The British Pound steadied a bit on Wednesday after reaching an eight-week high of $1.55372, boosted by overall optimism for the British economy versus its major competitors. The gains are also supported by the expectations of a rate increase by the BoE in early 2016. In Greek news, Finance Minister Varoufakis stated that Greece will not have liquidity issues in the public sector, however they will struggle to make debt payments to the IMF and the ECB.
The Australian dollar dropped more than 20 pips early on Thursday following the worse than expected capex data, and reached a low of $0.78556. The business investment data dropped in the 4th quarter by 2.2%. This outcome increased the expectations for further interest cuts, even as early as next week. The Japanese yen gained some ground against the US dollar. However, it hasn’t been easy for it to determine a clear direction since it hit its lowest point in December.

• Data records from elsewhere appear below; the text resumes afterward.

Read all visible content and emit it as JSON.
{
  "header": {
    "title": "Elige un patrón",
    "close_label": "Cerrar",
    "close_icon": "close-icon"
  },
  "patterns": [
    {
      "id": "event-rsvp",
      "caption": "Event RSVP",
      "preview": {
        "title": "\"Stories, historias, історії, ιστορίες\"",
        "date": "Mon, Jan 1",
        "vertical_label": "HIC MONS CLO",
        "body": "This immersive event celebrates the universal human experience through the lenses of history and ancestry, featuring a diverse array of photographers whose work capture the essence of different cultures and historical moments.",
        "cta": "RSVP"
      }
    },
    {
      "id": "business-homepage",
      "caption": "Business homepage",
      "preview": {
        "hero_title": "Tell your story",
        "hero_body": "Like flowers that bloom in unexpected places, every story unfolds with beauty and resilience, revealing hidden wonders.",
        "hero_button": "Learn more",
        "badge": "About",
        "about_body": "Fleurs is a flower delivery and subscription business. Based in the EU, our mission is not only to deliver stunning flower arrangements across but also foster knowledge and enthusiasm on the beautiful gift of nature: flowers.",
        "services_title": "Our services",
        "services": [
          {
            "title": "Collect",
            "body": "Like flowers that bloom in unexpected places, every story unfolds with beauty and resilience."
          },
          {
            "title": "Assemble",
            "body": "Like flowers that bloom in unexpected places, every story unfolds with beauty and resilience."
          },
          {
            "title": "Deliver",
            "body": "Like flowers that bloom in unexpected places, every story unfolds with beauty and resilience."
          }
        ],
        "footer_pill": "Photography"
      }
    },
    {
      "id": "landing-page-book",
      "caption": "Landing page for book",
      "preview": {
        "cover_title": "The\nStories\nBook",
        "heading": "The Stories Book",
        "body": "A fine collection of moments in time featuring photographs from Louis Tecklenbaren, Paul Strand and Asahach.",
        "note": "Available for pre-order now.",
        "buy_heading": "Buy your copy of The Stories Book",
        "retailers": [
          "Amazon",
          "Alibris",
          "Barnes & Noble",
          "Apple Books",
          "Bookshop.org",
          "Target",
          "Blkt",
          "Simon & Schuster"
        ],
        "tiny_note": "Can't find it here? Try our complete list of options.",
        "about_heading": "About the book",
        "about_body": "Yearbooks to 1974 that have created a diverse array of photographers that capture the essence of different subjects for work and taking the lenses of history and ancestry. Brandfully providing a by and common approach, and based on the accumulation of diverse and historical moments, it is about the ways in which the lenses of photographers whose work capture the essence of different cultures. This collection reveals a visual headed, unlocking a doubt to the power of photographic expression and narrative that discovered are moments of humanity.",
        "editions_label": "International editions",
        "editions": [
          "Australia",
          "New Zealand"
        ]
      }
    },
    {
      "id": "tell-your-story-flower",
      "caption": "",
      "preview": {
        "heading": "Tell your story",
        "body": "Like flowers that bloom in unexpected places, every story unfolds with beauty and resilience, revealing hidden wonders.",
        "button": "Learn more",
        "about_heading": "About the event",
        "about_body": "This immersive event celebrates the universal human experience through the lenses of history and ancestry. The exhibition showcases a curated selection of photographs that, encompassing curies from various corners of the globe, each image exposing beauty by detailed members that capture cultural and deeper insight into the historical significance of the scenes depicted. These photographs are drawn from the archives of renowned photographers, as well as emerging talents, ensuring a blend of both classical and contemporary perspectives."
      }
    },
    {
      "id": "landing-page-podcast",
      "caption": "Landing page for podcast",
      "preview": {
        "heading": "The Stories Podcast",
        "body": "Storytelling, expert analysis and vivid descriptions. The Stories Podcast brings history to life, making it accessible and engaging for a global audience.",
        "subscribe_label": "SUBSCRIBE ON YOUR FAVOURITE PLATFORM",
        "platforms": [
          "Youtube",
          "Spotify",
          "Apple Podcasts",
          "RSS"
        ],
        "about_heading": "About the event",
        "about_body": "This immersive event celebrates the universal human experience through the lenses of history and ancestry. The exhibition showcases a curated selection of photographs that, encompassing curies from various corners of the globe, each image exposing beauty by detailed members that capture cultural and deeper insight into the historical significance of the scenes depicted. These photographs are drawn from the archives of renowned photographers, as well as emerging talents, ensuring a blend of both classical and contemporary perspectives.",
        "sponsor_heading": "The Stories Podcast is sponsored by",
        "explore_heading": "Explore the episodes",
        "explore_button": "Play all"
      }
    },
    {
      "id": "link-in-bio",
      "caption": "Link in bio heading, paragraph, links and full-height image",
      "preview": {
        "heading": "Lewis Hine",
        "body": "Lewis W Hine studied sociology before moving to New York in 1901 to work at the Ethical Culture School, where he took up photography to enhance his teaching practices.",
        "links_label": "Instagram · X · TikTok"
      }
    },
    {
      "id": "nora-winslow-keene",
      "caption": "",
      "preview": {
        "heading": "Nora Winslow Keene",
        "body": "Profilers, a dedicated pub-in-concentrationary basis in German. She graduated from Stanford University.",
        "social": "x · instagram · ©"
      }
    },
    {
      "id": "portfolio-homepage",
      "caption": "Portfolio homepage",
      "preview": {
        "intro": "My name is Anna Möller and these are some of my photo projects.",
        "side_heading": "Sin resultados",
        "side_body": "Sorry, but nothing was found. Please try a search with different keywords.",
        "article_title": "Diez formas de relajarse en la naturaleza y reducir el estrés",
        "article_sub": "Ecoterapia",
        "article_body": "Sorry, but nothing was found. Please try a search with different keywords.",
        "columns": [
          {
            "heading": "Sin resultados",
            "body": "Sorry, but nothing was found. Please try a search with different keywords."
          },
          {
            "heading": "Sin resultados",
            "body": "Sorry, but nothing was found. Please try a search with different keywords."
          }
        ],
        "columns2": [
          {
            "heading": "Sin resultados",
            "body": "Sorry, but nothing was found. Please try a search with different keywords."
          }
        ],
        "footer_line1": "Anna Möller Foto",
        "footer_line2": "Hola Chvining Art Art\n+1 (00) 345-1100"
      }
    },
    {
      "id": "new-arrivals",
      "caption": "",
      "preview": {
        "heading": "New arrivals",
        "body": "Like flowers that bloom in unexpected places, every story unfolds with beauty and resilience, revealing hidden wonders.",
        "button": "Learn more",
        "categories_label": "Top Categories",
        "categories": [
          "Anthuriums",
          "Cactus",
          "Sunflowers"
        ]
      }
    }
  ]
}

Fed Chair Yellen stated on Wednesday during the semiannual Monetary Policy Report, that the Fed will be considering any rate increases “on a meeting-by-meeting basis.” She also mentioned a switch in the approach of the rate-setting policy committee; the first step is to remove the word “patient” from the rate increases approach and secondly to add the possibility of rate hikes at any meeting. Yellen’s comments pushed the US dollar lower, especially against the sterling and the Australian dollar.